Latinscics designed the bridge using his daughter's baby food jars for the model in 1989. As the project gathered steam and GPU stepped in as a partner, he redesigned it using a sudden stockyard of resources. Funding for the project escalated as people went to the floodplain to see the suspension bridge. "You walk out there and there's this dinosaur sitting out there in the swamp," he says. "Initially, we just wanted to get over the creek." The Pochuck Quagmire Bridge over Pochuck Creek on the AT was completed in 1995.
When the bridge was up, it became a high profile project and more money flowed in to build the boardwalk. Wheelock rounded up the 350 volunteers to complete the boardwalk three years ago. It was dedicated last summer, and both bridge and boardwalk are maintained by the New York/New Jersey Trail Conference.

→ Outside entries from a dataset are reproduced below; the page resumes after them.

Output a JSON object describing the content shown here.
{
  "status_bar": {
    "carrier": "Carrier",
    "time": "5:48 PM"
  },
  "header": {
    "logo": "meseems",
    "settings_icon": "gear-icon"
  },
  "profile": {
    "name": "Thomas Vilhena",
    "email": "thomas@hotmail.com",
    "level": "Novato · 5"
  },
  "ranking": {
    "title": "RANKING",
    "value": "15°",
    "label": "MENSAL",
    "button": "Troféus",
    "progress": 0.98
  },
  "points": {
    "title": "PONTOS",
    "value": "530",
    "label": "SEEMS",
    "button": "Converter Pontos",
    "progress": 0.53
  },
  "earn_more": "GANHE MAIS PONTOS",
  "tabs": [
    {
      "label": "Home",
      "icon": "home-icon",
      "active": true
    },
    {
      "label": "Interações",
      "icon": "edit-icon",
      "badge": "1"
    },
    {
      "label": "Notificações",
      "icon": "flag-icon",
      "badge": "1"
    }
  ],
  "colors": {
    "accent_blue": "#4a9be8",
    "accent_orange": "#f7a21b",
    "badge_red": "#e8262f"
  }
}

The amazing thing Latinscics finds about the bridge is that it's worth $400,000, but cost only $36,000 in materials, thanks to the voluminous hours of volunteer man and womanpower.
The floodplain is designated by the DEP as an "Exceptional Resource Value Wetland" because it provides habitat for endangered and threatened plant and wildlife species like Cooper's hawk, barred owl and wood turtles and over 200 species of birds. It's a great place for wildlife viewing. "The area close to Rt. 517 in the morning is great if you're a bird watcher," says Latinscics. "I've never not seen a hawk overhead. It's amazing."
Hugging the New York-New Jersey stateline and tucked between miles of rolling hills and farmland is the quaint town of Warwick. It encompasses the hamlets of Greenwood Lake, Florida, and the Village of Warwick. The western portion of the town is famously known as the black dirt region, whose rich agricultural soil is the lifeblood of the land and the foundation for its culture. As you take a pastoral journey through Warwick, here are some key places to stop and visit.
With the agricultural abundance of the black dirt region, Warwick’s craft beverage industry thrives. Among the wealth of beer, wine, and spirit makers is Warwick Valley Winery and Black Dirt Distillery. Warwick Valley Winery offers apple picking in the fall, live music through October, and tastings of their extensive wine, cider, and spirit collection. You can also try Black Dirt Distillery’s flavorful concoctions at the Warwick Winery tasting room.
In 1936, Macy’s founded Mount Peter to sell its ski fashion. Now, Warwick’s Mount Peter Ski Area is the oldest-operating ski area in New York State, and its slopes offer a variety of snowboarding, skiing, and tubing trails. Whether you’re advanced in snow sports or want more family-friendly fun, this is your spot for winter adventure.
Conscious Fork will give you a boost if you get worn out. Head there for healthy, plant-based breakfast and lunch options, or, simply, a cleansing juice or smoothie. Dedicated to making the best quality bites, Conscious Fork makes all their food in house with farm-fresh ingredients with a vegan menu included.
For a solid supper, head to Yesterday’s. This traditional Irish pub and sports bar offers a range of dinner entrees, from their award-winning burgers to king crab legs to roasted honey almond duck. They also have 18 beers on draft and a laid-back atmosphere where you can unwind.
Then head back to Chateau Hathorn for a host of guest suites in an elegant 19th-century building. The 225-acre estate also offers more than just beds—it has a restaurant and wine cellar and serves as a venue perfect for private events with breathtaking mountain views.